The bigger problem 

But the true strength of online political advertising has been in sowing discord. Social-media networks function by running powerful content recommendation algorithms that are known to put people in echo chambers of narrow information and have at times been gamed by powerful actors. Instead of getting voters to switch their position, political messages delivered this way are actually much more effective at fragmenting public opinion. They don’t persuade voters to change their behavior as much as they reinforce the beliefs of already-decided voters, often pushing them into a more extreme position than before. That means the ads being banned—the ones from the campaigns—are not what is changing democracy; it’s the recommendation algorithms themselves that increase the polarization and decrease the civility of the electorate. 

Sam Woolley, the project director for propaganda research at the Center for Media Engagement at the University of Texas, says that while he’s “glad that Facebook is making moves to get rid of political ads,” he wonders “to what extent the social-media firms are going to continue to take small steps when they really need to be addressing a problem that is ecosystem-wide.”  
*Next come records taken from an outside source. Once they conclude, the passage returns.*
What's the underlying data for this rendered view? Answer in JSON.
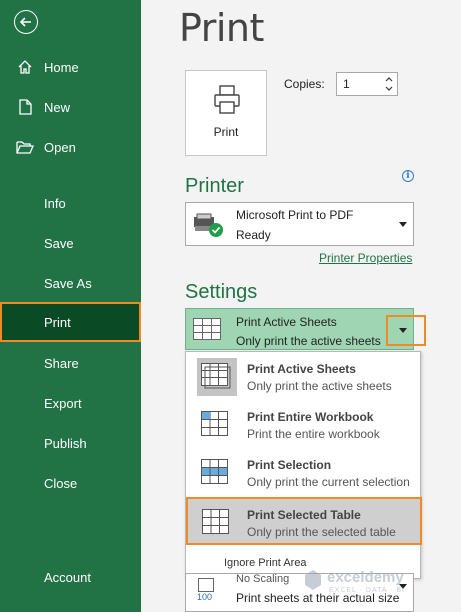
{
  "sidebar": {
    "items": [
      {
        "label": "Home",
        "icon": "home-icon"
      },
      {
        "label": "New",
        "icon": "new-file-icon"
      },
      {
        "label": "Open",
        "icon": "folder-open-icon"
      },
      {
        "label": "Info"
      },
      {
        "label": "Save"
      },
      {
        "label": "Save As"
      },
      {
        "label": "Print",
        "selected": true
      },
      {
        "label": "Share"
      },
      {
        "label": "Export"
      },
      {
        "label": "Publish"
      },
      {
        "label": "Close"
      },
      {
        "label": "Account"
      }
    ]
  },
  "main": {
    "title": "Print",
    "print_button_label": "Print",
    "copies_label": "Copies:",
    "copies_value": "1",
    "printer": {
      "heading": "Printer",
      "name": "Microsoft Print to PDF",
      "status": "Ready",
      "properties_link": "Printer Properties"
    },
    "settings": {
      "heading": "Settings",
      "selected_title": "Print Active Sheets",
      "selected_desc": "Only print the active sheets",
      "options": [
        {
          "title": "Print Active Sheets",
          "desc": "Only print the active sheets"
        },
        {
          "title": "Print Entire Workbook",
          "desc": "Print the entire workbook"
        },
        {
          "title": "Print Selection",
          "desc": "Only print the current selection"
        },
        {
          "title": "Print Selected Table",
          "desc": "Only print the selected table"
        }
      ],
      "ignore_print_area": "Ignore Print Area"
    },
    "scaling": {
      "title": "No Scaling",
      "desc": "Print sheets at their actual size",
      "icon_number": "100"
    }
  },
  "watermark": {
    "name": "exceldemy",
    "tagline": "EXCEL · DATA · BI"
  },
  "colors": {
    "sidebar_bg": "#217346",
    "selected_bg": "#0a4a24",
    "highlight_border": "#f08a24",
    "accent": "#217346"
  }
}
“Political ads are just the tip of the iceberg,” he says. “Social media has horrendously exacerbated polarization and splintering because it has allowed people to become more siloed and less civil because they’re not engaging as much in face-to-face communications, because they’re behind a wall of anonymity and because they don’t really see consequences for the things they do.” These algorithms may seem mathematical and objective, but Woolley says the system is “incredibly subjective,” with many human decisions behind how and why particular content gets recommended. 

So Facebook’s ban ahead of November 3 won’t do much to change voter behavior. Indeed, since Facebook’s algorithms give more weight to posts with some time and circulation behind them, Zuckerberg’s ban might not have any significant impact at all. 

Tackling the rest of the iceberg requires a total reframing of what social-media networks actually are. 

“There’s no denying that the fundamental alteration of our media system from broadcast to social media has irreparably changed the way we share information, and also the ways in which we form opinions, and also the ways in which we get along—or don’t get along,” he says. 

What does this mean for democracy? 

This is not an entirely new problem. The American political system has used targeted political advertising for decades, long before the internet. In the 1950s, before cookies tracked your online behavior to create detailed logs, campaigns would send canvassers to specific addresses that were home to undecided voters. In the 1960s, before online advertisers started serving custom-made ads that convinced you your iPhone was listening to your conversations, data scientists were engineering messages aimed at small groups of persuadable voters. 

Social media’s role has not been to dramatically change the direction of this system, but to intensify the polarization and fragmentation it causes. On top of this, larger and more extreme groups also become vectors of misinformation and propaganda, which accelerates and worsens the problem. These challenges go far beyond Facebook’s ban—they challenge the whole online economic and information ecosystem. 

“Social-media networks, in particular, have challenged what we think of as democracy,” says Woolley. “They’ve undermined our democratic communication system in a big way, contrary to what we thought they were going to do. That being said, I do believe that democracy is a work in progress.”